• **THE PROBLEM**
Below are the records; copy every line in them that holds the string "JSON".

------------------------

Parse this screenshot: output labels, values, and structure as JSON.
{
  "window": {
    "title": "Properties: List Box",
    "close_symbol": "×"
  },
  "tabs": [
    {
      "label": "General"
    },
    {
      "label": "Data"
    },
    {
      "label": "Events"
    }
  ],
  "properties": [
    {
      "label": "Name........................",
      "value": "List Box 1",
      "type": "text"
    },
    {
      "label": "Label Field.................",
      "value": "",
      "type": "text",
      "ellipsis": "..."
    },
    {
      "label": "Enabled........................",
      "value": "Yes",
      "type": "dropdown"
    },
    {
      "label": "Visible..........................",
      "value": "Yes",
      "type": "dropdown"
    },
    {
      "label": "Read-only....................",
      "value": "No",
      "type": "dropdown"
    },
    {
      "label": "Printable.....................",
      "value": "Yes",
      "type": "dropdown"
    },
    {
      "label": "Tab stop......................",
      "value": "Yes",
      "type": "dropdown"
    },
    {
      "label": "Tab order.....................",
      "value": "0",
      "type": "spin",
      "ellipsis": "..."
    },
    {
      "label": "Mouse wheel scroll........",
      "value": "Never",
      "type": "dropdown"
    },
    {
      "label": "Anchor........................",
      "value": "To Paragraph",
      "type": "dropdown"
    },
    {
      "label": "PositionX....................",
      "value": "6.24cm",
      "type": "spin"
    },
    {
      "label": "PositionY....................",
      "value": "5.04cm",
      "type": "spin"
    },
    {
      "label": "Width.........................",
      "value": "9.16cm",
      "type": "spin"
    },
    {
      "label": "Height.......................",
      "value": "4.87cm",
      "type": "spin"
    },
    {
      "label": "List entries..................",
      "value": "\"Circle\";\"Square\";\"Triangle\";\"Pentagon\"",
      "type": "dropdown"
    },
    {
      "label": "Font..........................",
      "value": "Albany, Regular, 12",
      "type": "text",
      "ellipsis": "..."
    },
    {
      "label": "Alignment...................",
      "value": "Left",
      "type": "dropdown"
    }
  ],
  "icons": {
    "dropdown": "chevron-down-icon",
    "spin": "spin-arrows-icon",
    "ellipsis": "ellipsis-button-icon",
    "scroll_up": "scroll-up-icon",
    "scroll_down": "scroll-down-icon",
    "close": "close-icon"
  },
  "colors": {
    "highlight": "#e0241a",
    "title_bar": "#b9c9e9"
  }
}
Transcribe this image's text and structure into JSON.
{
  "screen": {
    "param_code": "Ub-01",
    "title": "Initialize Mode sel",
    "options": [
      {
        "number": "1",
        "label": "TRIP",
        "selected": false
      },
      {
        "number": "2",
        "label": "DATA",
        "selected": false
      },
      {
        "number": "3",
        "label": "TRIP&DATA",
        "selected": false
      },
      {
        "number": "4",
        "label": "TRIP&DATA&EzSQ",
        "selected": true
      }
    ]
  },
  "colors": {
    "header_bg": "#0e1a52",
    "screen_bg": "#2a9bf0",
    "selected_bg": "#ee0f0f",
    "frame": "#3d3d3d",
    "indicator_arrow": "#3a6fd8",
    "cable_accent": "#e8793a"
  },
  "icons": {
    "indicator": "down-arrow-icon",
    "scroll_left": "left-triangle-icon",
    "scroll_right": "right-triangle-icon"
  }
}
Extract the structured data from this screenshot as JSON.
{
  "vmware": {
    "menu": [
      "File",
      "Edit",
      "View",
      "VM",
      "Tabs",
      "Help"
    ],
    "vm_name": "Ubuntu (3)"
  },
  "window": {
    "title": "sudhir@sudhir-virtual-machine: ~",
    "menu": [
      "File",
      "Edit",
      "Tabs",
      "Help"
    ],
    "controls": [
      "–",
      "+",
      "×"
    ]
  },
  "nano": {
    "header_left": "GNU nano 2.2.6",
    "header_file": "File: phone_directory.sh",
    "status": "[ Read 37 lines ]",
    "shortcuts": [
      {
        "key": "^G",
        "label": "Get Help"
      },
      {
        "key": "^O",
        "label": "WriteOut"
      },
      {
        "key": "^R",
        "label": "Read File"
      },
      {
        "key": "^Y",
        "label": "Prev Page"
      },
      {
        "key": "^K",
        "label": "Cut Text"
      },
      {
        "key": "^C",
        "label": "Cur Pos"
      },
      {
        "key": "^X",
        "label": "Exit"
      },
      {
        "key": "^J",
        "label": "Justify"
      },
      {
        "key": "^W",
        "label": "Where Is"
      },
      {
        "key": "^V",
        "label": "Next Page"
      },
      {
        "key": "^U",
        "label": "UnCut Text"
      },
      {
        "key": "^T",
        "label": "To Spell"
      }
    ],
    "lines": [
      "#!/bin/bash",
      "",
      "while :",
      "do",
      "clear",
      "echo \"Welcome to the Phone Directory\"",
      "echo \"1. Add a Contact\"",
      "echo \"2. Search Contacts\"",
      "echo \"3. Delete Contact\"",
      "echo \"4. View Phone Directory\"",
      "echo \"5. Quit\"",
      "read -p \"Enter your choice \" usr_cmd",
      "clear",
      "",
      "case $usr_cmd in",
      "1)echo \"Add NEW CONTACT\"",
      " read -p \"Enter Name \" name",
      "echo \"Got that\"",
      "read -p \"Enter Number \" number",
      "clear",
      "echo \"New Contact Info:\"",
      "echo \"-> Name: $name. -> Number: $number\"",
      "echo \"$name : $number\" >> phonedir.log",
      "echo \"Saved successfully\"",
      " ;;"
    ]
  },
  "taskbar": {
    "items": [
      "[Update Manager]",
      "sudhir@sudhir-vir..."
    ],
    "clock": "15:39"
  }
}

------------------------

• **OUTPUT FOR THIS EXERCISE**
Parse this screenshot: output labels, values, and structure as JSON.
Transcribe this image's text and structure into JSON.
Extract the structured data from this screenshot as JSON.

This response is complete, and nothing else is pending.